This is exactly the situation Google Reader users find themselves in, as Google announced that they would be shutting down the service for good as of July 1, 2013.

Now, users of the service are scratching their heads, wondering where they’ll end up this summer.

What is an RSS Reader?

Rich Site Summary, or RSS, also known as Really Simple Syndication, is a way to publish frequently updated web works, such as blog posts, headlines, audio, and video, in a standardized format. RSS Readers allow website owners, or publishers, to easily syndicate their content easily.

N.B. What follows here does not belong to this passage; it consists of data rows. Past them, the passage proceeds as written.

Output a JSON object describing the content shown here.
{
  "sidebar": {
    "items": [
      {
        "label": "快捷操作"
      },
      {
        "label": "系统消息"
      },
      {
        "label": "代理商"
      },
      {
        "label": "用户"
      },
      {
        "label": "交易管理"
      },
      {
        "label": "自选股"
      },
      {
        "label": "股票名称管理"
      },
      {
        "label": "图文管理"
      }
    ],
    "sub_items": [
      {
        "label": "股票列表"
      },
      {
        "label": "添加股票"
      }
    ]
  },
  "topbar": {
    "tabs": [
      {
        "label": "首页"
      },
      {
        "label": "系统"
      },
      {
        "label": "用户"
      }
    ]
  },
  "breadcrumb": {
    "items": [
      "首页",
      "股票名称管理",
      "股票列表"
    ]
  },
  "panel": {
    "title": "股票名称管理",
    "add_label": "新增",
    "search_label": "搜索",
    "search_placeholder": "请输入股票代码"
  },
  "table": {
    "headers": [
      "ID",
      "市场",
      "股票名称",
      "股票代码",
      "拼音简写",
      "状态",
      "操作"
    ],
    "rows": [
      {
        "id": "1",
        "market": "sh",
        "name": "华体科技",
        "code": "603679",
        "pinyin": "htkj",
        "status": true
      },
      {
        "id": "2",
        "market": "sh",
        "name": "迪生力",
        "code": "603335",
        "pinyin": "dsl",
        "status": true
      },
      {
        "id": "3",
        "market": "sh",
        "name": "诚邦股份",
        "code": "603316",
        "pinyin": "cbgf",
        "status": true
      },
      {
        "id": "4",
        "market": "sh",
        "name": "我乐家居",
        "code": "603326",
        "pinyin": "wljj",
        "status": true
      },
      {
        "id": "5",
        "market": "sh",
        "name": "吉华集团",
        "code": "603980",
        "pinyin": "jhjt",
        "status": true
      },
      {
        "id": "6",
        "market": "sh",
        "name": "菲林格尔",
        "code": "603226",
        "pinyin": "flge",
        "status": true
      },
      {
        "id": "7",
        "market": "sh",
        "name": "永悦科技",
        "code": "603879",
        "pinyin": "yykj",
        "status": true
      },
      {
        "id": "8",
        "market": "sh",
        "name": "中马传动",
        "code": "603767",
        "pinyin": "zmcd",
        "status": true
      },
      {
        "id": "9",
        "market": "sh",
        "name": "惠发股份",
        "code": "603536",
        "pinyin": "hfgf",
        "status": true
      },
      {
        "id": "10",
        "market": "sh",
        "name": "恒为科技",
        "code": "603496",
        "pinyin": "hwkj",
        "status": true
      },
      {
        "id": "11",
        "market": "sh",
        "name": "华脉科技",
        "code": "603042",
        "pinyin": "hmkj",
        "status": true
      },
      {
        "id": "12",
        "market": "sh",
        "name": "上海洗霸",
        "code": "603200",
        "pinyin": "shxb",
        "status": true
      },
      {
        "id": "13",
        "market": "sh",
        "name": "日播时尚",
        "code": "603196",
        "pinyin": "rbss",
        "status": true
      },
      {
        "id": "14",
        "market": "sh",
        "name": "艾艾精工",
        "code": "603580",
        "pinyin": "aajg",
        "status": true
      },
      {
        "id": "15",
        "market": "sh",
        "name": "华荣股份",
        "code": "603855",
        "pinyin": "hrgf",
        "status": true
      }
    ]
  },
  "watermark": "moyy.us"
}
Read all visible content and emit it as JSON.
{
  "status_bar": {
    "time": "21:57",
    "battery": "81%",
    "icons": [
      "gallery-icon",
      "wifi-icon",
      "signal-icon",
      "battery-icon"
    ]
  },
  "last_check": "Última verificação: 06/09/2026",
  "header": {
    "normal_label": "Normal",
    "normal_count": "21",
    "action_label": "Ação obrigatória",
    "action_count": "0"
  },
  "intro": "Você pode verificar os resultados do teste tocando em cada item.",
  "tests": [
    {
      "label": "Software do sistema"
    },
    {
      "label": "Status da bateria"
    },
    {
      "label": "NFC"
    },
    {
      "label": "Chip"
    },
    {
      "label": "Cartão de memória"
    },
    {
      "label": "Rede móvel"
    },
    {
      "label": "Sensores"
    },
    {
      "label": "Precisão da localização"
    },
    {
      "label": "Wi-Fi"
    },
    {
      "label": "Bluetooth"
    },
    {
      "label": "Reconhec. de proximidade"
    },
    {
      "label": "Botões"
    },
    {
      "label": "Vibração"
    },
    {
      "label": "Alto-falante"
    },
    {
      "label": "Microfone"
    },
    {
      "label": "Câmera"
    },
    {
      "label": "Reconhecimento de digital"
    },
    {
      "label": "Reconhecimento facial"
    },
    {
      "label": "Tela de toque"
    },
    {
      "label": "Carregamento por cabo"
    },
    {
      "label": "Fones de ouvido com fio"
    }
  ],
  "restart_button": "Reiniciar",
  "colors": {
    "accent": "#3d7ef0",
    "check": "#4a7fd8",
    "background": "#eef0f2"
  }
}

Additionally, RSS allows readers to organize and collect constantly changing content in a feed that they can review and read at their leisure, without having to visit the actual website it was published on.

Why is Google Stopping the Google Reader Service?

Since 2011, Google has been actively involved in spring cleaning, that is, cleaning up products and services that no longer serve the company or its users. As part of this cleanup, services were reviewed to determine popularity and usage.

Google Reader didn’t make the cut, mostly because service usage has declined over the years, and Google feels that their focus can better be served elsewhere.

Exporting Your Google Reader Data

If you are a Google Reader user, you don’t have to worry about manually moving all your data. Instead, use the Google Takeout service to export your information and move it to a new RSS service. Please note, you only have until July 1, 2013 to export your Reader data.

Just login to your Google Account on the Takeout page, wait until it loads your reader services, and click Create Archive. You can then import your archive using any RSS service that allows you to import OPML files.

What Next?

Once your data is exported, you will need to find another reader to use. You can either sign up with a free reader service online, locate a browser based plug-in, or download an app for your mobile device. Then, import your OPML file, and you’re back to following your favorite blogs, just like before.   

Want to see what other services Google is cutting? Read the full list on their blog.


Julie Strier is a freelance writer who likes to help stay on top of the changes to your favorite services. Email:julie@mybusinesswriter.com. Website: www.mybusinesswriter.com.